§ **Exercise objective**:
Which lines have the string "title"? Copy all of them from the entries below.

Records from a data source:

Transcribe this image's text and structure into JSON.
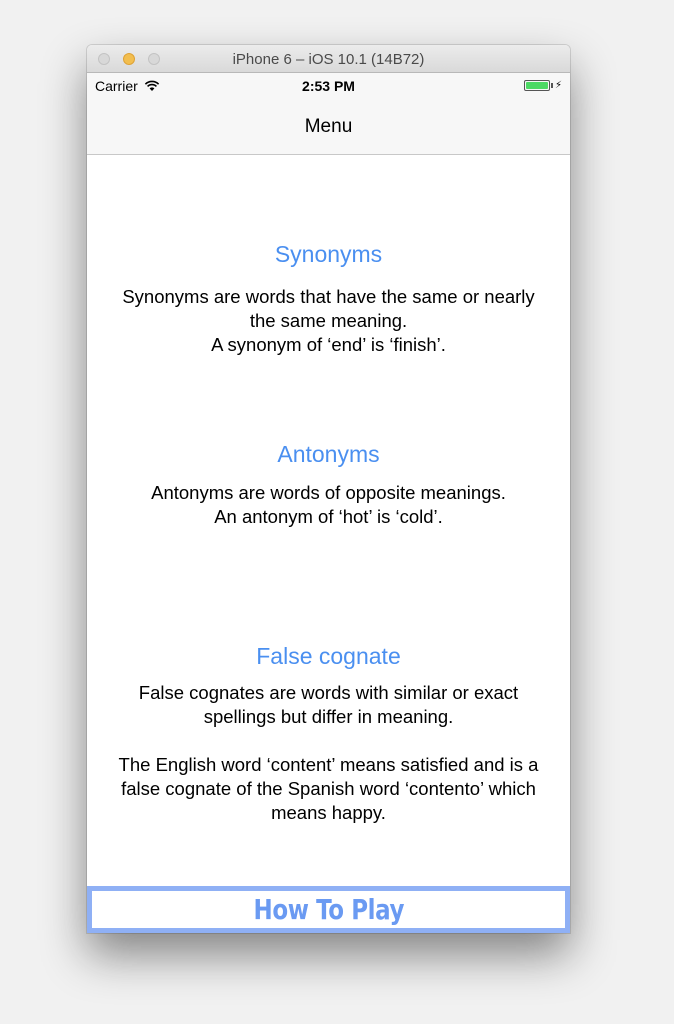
{
  "window": {
    "title": "iPhone 6 – iOS 10.1 (14B72)"
  },
  "status_bar": {
    "carrier": "Carrier",
    "time": "2:53 PM",
    "battery_level": 1.0
  },
  "nav": {
    "title": "Menu"
  },
  "sections": [
    {
      "title": "Synonyms",
      "lines": [
        "Synonyms are words that have the same or nearly",
        "the same meaning.",
        "A synonym of ‘end’ is ‘finish’."
      ]
    },
    {
      "title": "Antonyms",
      "lines": [
        "Antonyms are words of opposite meanings.",
        "An antonym of ‘hot’ is ‘cold’."
      ]
    },
    {
      "title": "False cognate",
      "lines": [
        "False cognates are words with similar or exact",
        "spellings but differ in meaning."
      ],
      "example_lines": [
        "The English word ‘content’ means satisfied and is a",
        "false cognate of the Spanish word ‘contento’ which",
        "means happy."
      ]
    }
  ],
  "footer": {
    "button_label": "How To Play"
  },
  "colors": {
    "accent": "#4a8ff0",
    "button_border": "#8fb0f5"
  }
}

§ **Solution for this problem**:
    "title": "iPhone 6 – iOS 10.1 (14B72)"
    "title": "Menu"
      "title": "Synonyms",
      "title": "Antonyms",
      "title": "False cognate",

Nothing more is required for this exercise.